The winners at Saturday’s 16th Annual Costume Designers Guild Awards -– given each year for excellence in costumes for TV and movies –- included Trish Summerville for “The Hunger Games: Catching Fire” and the imitable Tom Broecker for “House of Cards.” But regardless of who took home awards at the end of the night, Hollywood’s top costume designers were gushing on the red carpet about how they feel like they are finally getting the exposure and recognition they deserve inside and outside the industry.
Janie Bryant, who has already done several brand collaborations and is gearing up for her own reality show, said she sees her work on and off “Mad Men” as being a big part of the emergence of costume designers from the production shadows. “I have always felt costume designers are one of the stars of the show,” said the designer, who lost out in the Period/Fantasy category to “Downton Abbey”‘s Caroline McCall. “But we never got enough attention, we never got enough recognition, and we never got enough appreciation.”
“The Mindy Project”’s Salvador Perez (who also designed Mindy Kaling’s gown for the event) explained that part of his role as the new Guild president is to work to promote the integral role costume designers play in production. “I think for a while people thought our job was easy,” he said. “But there is so much more to [costume design] than just going to the mall. We are part of the storytelling process.”

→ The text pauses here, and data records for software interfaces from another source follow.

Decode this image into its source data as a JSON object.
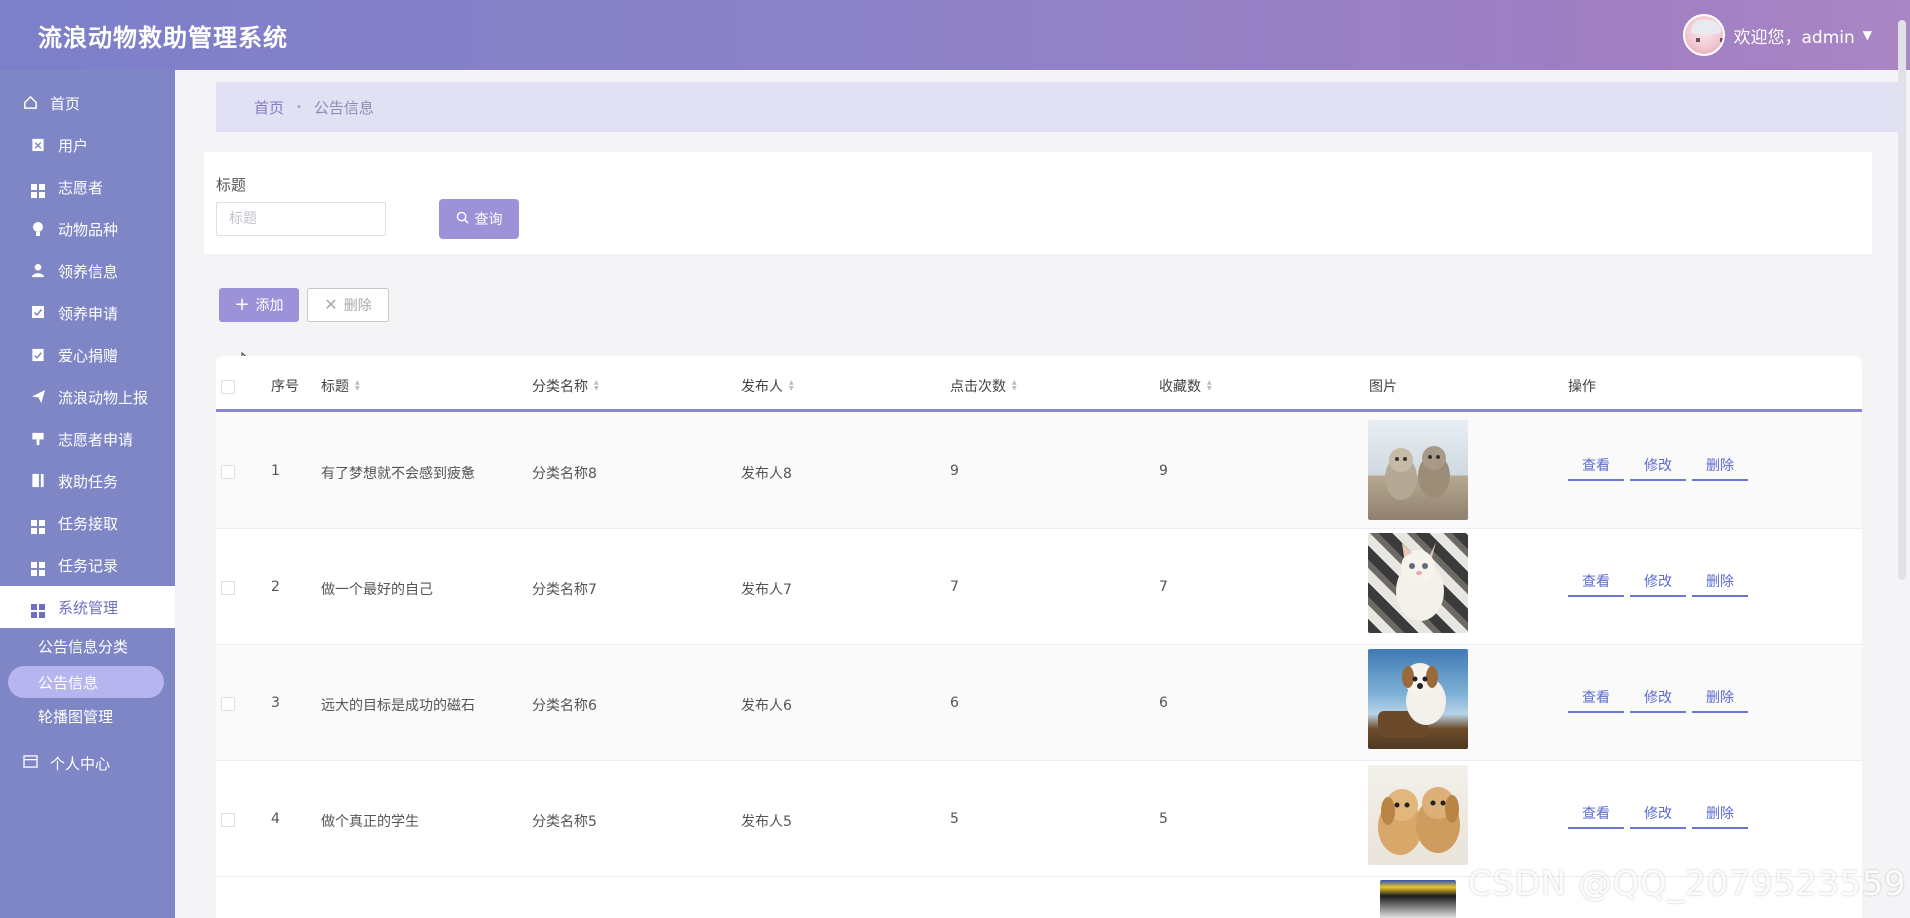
{
  "header": {
    "app_title": "流浪动物救助管理系统",
    "welcome": "欢迎您，admin",
    "caret": "▼"
  },
  "sidebar": {
    "home": "首页",
    "items": [
      {
        "label": "用户",
        "icon": "clipboard-x-icon"
      },
      {
        "label": "志愿者",
        "icon": "grid-icon"
      },
      {
        "label": "动物品种",
        "icon": "bulb-icon"
      },
      {
        "label": "领养信息",
        "icon": "user-icon"
      },
      {
        "label": "领养申请",
        "icon": "check-square-icon"
      },
      {
        "label": "爱心捐赠",
        "icon": "clipboard-check-icon"
      },
      {
        "label": "流浪动物上报",
        "icon": "send-icon"
      },
      {
        "label": "志愿者申请",
        "icon": "podium-icon"
      },
      {
        "label": "救助任务",
        "icon": "book-icon"
      },
      {
        "label": "任务接取",
        "icon": "grid-icon"
      },
      {
        "label": "任务记录",
        "icon": "grid-icon"
      },
      {
        "label": "系统管理",
        "icon": "grid-icon"
      }
    ],
    "children": [
      "公告信息分类",
      "公告信息",
      "轮播图管理"
    ],
    "personal": "个人中心"
  },
  "breadcrumb": {
    "home": "首页",
    "sep": "•",
    "current": "公告信息"
  },
  "search": {
    "label": "标题",
    "placeholder": "标题",
    "button": "查询"
  },
  "actions": {
    "add": "添加",
    "delete": "删除"
  },
  "table": {
    "columns": [
      "序号",
      "标题",
      "分类名称",
      "发布人",
      "点击次数",
      "收藏数",
      "图片",
      "操作"
    ],
    "rows": [
      {
        "index": "1",
        "title": "有了梦想就不会感到疲惫",
        "category": "分类名称8",
        "publisher": "发布人8",
        "clicks": "9",
        "favorites": "9",
        "image": "two-kittens-photo"
      },
      {
        "index": "2",
        "title": "做一个最好的自己",
        "category": "分类名称7",
        "publisher": "发布人7",
        "clicks": "7",
        "favorites": "7",
        "image": "kitten-on-plaid-photo"
      },
      {
        "index": "3",
        "title": "远大的目标是成功的磁石",
        "category": "分类名称6",
        "publisher": "发布人6",
        "clicks": "6",
        "favorites": "6",
        "image": "puppy-on-stump-photo"
      },
      {
        "index": "4",
        "title": "做个真正的学生",
        "category": "分类名称5",
        "publisher": "发布人5",
        "clicks": "5",
        "favorites": "5",
        "image": "two-puppies-photo"
      }
    ],
    "row_actions": {
      "view": "查看",
      "edit": "修改",
      "delete": "删除"
    }
  },
  "watermark": "CSDN @QQ_2079523559"
}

While the show’s devoted fans obsess over every detail of Dr. Lahiri’s wardrobe and can find the Nanette Lepore, Trina Turk, and LK Bennett dresses she wears weekly with the help of a blog exclusively devoted to the show’s style, tracking down her trademark coats can be impossible because Perez designs most of the them himself. “If I could buy these coats, I would,” he told us. “But the colorful, lightweight coats that fit Mindy’s character just aren’t out there.”
Bryant noted that sometimes clothes that fit the character can take on a story of their own. During “Mad Men”’s sixth season, when Bryant dressed Megan Draper in a red star tee that actress Sharon Tate was once photographed in, it resulted in the great Internet Megan Draper Death Watch. “The choices we made with Megan were about the political statement at that time. Megan was wearing a Vietnam star shirt, which was a timely political thing for her to wear. It was not even about Sharon Tate.”
Speaking of politics, we have discussed our minor obsession with Tom Broecker, his next-level (and now, award-winning) work on the first season of Netflix’s “House of Cards,” and our surprise at his absence during the show’s recent second season. Broecker was diplomatic about his departure from the drama. “It was a great first season,” he told us. “And new people came [onto the production] and things started changing.” When we told him we don’t work in Hollywood so we don’t really understand what all that means, we just want him back dressing Robin Wright’s Claire Underwood in the sheath dresses and asymmetrical necklines that killed last season, he gamely told us: “We’ll just put it this way, there are talks.”
As exciting as Broecker potentially returning to Cards is his next project, “Flesh and Bone,” a gritty ballet drama for Starz by “Breaking Bad” alum Moira Walley-Beckett. While he had us at ‘gritty ballet drama,’ Broecker describes the show as “like ‘Breaking Bad’ meets ‘The Turning Point’” and he is currently immersed in “storytelling through a leotard.” Given what Broecker can do with a simple crisp button-up, we cannot wait to see him work with a leo.